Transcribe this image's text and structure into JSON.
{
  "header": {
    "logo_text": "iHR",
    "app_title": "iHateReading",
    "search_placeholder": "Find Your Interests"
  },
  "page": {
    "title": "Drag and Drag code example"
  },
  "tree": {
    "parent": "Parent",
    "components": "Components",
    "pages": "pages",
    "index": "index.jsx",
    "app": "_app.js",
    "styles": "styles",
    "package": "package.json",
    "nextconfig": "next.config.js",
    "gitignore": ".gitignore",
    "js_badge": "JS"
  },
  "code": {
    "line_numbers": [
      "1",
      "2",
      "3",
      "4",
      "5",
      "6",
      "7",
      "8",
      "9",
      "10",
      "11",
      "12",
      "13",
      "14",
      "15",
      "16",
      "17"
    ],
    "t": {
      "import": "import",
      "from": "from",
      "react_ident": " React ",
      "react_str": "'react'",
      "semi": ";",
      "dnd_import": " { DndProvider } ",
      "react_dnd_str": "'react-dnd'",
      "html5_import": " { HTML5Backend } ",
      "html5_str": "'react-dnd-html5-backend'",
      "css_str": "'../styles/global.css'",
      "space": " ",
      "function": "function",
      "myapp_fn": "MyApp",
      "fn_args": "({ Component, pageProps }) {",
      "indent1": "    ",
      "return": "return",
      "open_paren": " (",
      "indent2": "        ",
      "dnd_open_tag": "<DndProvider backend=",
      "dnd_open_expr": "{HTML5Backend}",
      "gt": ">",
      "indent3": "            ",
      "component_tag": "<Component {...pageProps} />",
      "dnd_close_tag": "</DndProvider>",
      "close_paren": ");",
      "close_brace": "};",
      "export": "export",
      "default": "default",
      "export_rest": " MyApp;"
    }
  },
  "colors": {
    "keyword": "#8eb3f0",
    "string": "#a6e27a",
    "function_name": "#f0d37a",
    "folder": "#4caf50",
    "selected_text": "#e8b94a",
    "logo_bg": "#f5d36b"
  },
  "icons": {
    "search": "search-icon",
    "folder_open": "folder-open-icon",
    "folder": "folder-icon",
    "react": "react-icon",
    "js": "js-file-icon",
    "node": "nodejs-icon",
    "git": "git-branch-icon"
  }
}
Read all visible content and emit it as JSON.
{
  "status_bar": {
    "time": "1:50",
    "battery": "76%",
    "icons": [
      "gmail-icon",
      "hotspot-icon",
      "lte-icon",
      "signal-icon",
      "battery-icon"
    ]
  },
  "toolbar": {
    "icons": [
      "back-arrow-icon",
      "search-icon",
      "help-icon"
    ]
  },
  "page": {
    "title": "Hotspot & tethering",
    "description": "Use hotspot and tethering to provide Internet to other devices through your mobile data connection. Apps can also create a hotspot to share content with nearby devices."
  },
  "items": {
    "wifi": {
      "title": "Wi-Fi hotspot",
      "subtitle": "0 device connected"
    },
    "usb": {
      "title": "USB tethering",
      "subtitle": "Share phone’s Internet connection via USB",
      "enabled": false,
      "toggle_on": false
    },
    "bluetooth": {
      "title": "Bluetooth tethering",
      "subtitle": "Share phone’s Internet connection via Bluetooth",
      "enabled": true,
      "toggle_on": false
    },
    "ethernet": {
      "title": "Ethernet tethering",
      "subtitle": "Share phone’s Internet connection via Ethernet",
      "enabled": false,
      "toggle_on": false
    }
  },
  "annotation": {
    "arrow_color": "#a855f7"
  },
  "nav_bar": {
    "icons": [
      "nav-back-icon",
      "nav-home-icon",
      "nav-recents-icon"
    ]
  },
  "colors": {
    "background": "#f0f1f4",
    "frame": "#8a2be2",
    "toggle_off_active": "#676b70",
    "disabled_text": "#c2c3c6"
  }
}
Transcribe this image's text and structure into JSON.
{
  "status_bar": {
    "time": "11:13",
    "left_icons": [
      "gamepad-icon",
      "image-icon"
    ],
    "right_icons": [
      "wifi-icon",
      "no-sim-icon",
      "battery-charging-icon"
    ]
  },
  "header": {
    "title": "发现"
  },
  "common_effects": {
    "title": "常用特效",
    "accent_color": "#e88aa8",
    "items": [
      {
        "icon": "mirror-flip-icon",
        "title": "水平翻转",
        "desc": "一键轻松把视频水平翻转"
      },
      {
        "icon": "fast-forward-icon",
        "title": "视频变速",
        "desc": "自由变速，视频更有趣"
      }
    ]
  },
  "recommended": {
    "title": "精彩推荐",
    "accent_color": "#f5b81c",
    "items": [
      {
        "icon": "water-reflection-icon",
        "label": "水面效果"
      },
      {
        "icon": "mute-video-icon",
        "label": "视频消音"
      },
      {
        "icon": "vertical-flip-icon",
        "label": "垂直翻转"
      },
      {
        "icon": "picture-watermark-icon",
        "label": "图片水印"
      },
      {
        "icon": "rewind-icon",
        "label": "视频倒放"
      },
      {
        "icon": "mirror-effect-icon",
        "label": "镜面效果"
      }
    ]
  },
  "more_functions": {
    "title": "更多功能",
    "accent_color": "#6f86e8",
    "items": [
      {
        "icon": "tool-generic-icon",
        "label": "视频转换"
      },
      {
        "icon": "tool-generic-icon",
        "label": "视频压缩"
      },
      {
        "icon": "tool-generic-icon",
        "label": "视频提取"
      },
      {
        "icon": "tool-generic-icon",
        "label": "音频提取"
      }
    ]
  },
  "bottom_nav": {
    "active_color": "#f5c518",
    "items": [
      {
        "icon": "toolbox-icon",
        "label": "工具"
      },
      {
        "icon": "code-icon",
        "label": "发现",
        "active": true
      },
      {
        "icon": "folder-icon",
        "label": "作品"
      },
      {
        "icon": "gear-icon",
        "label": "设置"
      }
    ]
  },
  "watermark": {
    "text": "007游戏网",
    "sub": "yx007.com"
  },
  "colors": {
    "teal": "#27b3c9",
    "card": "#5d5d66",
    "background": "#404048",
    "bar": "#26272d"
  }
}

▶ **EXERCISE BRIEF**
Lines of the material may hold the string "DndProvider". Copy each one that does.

▶ **TASK ANSWER**
      "dnd_import": " { DndProvider } ",
      "dnd_open_tag": "<DndProvider backend=",
      "dnd_close_tag": "</DndProvider>",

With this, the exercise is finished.